Corporate communications is a complex game. A litany of internal and external stakeholders, with different perspectives and needs, never fail to keep company leaders on their toes. From shareholders to employees, each audience has influence on how a company executes its communications strategy. However, during this particular time of year – especially in the aftermath of an election cycle – governmental bodies play an outsized role in influencing corporate communication planning. The impact of election cycles on corporate communication strategies, whether it be local government or the current resident of the White House, can have the potential for tremendous impact on several areas within any organization’s operations. So, it’s understandable that a change of administration, and who they appoint to key areas can be a notable event for any corporation.
Opportunity to sharpen your corporate communications strategies
At a moment like this, a fresh assessment of your stakeholders and their priorities poses an opportunity to sharpen both your organization’s corporate communications and public affairs strategies. Any organization that is assessing a new paradigm of political influence need only look for the opportunities that present themselves with a new administration. Priorities that were once put on the back burner to avoid conflict or waste can now be elevated. At the same time, the priorities or pet projects of a previous administration may now need to be de-prioritized in an effort to stay ahead of alienating new policymakers.

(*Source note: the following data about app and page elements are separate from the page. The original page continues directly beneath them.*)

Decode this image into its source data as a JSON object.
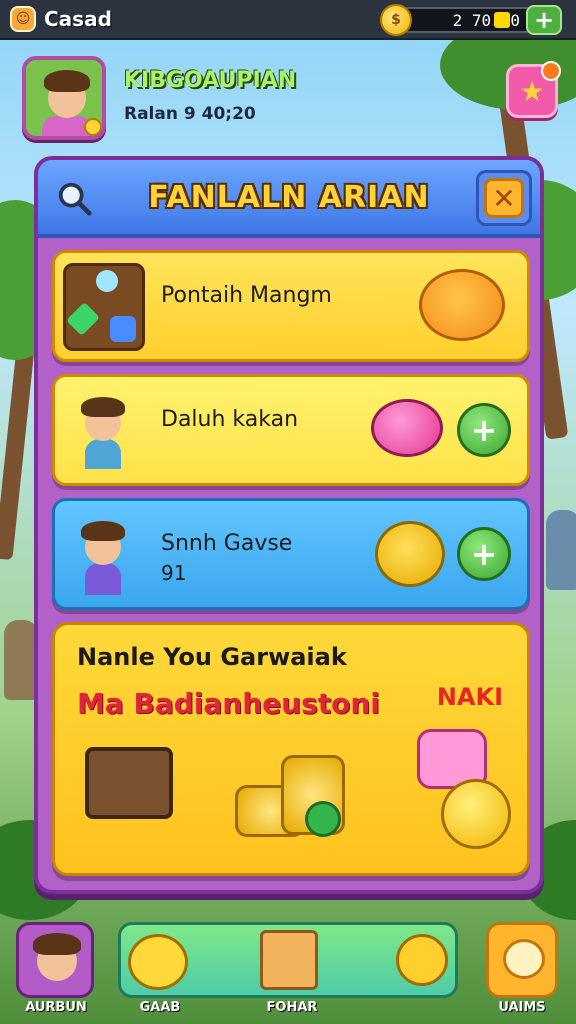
{
  "topbar": {
    "title": "Casad",
    "currency_value": "2 70 10",
    "coin_icon": "coin-icon",
    "plus_label": "+"
  },
  "player": {
    "name": "KIBGOAUPIAN",
    "subtitle": "Ralan 9 40;20"
  },
  "panel": {
    "title": "FANLALN ARIAN",
    "close_label": "✕"
  },
  "cards": [
    {
      "label": "Pontaih Mangm",
      "sublabel": ""
    },
    {
      "label": "Daluh kakan",
      "sublabel": ""
    },
    {
      "label": "Snnh Gavse",
      "sublabel": "91"
    }
  ],
  "feature": {
    "title": "Nanle You Garwaiak",
    "promo": "Ma Badianheustoni",
    "tag": "NAKI"
  },
  "nav": {
    "items": [
      {
        "label": "AURBUN"
      },
      {
        "label": "GAAB"
      },
      {
        "label": "FOHAR"
      },
      {
        "label": "UAIMS"
      }
    ]
  },
  "colors": {
    "panel_purple": "#b261c9",
    "header_blue": "#3f78e6",
    "title_gold": "#ffd43a",
    "promo_red": "#e0243a",
    "plus_green": "#3ca632"
  }
}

What is unlikely in today’s political and public environment is that a company can or will remain neutral on high profile issues. Whether the influence towards action comes from customers or employees, companies are being forced to take sides on issues that they may have otherwise avoided in the past. With a new administration, how your organization prioritizes issues is key, as well as how you plan on responding may influence your relationship with these new players.
Taking a hard look over the next four years to emerge on the "right-side" of potential conflict
As companies begin to take a hard look at policy or business issues that will impact their bottom line over the next four years, it is critical that they retain a sense of perspective and global awareness of each of their stakeholders’ attitudes towards any specific topic. Communications should be crafted in a way that deftly acknowledges those attitudes and positions the company to emerge on the “right side” of potential conflict. To do this, corporate communications managers must be both forward-looking, while still remaining apprised of the current landscape. One of the most important tactics to accomplish this is to regularly meet and discuss these issues with public officials and stakeholders alike. With new administrations, there is no benefit in waiting to establish those lines of communications. Company leadership needs to understand where an organization’s audiences are on any given issue, which will help guide the creation of the communication strategy and plan.
Regularly conducting research into stakeholders’ sentiment on issues of importance
Another important tactic to stay ahead of any potential policy pitfalls is to regularly conduct research into stakeholders’ sentiment on issues of importance. Having data not only informs the decision-making process and provides guidance to an organization’s leadership, it can be used a door opener to establish those early relationships with new players who may otherwise not fully understand the reality on the ground.
Remembering the impact on all parties
Finally, while organizations want to establish strong working relationships with new players, they must also be positioned for potential of fallout if those relationships turn out to be more adversarial than they hoped. This could simply be a result of the industry they operate in being a target for an incoming administration reforms, or the company may simply have the weaker relationship than its competitors. Having communications plans in place for potential emergencies allows an organization to quickly respond and mitigate detrimental impact on their business or reputations.
Ultimately, an organization must remember that stakeholders are always changing. While a new administration may have the potential of both stronger and weaker positions for an organization, those former players and their allies will continue to play a role. While new relationships must be formed, those old relationships should never be tossed aside.
These dynamics are what makes corporate communications such a complex game.